● ACTION ITEM: Your output should be each line from the material below that has the word "prefix".

● TASK MATERIAL:

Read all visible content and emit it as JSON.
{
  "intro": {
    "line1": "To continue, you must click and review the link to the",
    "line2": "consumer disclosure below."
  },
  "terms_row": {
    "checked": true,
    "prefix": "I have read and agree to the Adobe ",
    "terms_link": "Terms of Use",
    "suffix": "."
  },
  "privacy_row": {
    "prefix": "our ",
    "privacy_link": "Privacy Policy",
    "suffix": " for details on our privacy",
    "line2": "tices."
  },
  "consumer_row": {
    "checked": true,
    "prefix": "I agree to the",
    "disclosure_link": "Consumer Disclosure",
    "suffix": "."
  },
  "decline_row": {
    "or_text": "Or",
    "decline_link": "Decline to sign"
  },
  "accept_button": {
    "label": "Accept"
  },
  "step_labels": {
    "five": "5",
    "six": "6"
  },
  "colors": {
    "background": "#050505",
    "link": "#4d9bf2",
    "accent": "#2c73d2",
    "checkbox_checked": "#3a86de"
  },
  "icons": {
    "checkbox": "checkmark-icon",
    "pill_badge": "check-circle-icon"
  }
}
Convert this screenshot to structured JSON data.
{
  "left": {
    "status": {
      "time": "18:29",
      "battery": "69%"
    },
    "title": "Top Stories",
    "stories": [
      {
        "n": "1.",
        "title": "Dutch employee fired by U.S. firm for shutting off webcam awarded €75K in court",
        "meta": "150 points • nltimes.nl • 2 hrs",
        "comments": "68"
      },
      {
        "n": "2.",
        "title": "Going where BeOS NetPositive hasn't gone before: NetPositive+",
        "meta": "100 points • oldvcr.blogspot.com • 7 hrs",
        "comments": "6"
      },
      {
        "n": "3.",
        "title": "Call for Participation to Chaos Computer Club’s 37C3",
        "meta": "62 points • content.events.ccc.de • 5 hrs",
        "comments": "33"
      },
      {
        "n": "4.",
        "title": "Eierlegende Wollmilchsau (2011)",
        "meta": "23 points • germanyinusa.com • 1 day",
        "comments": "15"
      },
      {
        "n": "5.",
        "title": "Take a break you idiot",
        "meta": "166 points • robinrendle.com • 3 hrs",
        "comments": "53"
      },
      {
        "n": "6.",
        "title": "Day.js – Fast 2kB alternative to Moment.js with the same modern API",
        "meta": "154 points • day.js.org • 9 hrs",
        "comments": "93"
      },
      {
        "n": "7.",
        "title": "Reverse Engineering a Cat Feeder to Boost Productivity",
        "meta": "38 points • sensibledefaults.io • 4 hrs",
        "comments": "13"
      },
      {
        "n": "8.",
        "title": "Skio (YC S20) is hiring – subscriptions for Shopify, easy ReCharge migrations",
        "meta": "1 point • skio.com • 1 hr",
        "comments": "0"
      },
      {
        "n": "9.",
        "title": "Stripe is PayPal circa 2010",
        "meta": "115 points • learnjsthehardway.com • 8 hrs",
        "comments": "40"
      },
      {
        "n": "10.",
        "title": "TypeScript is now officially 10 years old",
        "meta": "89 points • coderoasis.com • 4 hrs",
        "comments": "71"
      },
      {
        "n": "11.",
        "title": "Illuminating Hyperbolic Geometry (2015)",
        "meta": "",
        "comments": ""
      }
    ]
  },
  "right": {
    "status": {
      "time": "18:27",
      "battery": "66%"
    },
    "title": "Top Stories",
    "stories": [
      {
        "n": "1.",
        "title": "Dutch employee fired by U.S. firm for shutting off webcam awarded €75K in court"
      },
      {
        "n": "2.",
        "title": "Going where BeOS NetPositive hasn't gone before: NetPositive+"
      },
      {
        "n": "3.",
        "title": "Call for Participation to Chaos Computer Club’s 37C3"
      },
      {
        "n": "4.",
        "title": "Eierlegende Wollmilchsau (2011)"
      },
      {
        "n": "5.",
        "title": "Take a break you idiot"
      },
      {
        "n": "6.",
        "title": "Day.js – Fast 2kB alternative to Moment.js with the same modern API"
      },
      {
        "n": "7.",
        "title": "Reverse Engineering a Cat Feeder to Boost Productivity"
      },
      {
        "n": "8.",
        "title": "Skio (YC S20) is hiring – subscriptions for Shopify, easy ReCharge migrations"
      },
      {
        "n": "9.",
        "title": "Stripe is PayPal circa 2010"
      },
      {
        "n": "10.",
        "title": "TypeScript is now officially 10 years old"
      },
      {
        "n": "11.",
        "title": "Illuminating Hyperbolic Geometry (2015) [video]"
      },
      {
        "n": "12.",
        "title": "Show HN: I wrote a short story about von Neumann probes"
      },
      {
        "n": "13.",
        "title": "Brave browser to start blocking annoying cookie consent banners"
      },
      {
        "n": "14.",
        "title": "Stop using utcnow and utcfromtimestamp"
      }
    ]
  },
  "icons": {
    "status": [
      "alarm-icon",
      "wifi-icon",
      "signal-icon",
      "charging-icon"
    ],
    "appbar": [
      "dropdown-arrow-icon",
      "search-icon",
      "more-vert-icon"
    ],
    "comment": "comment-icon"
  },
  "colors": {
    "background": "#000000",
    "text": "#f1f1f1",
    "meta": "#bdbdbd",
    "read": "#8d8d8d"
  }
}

● SOLUTION TO THIS EXERCISE:
    "prefix": "I have read and agree to the Adobe ",
    "prefix": "our ",
    "prefix": "I agree to the",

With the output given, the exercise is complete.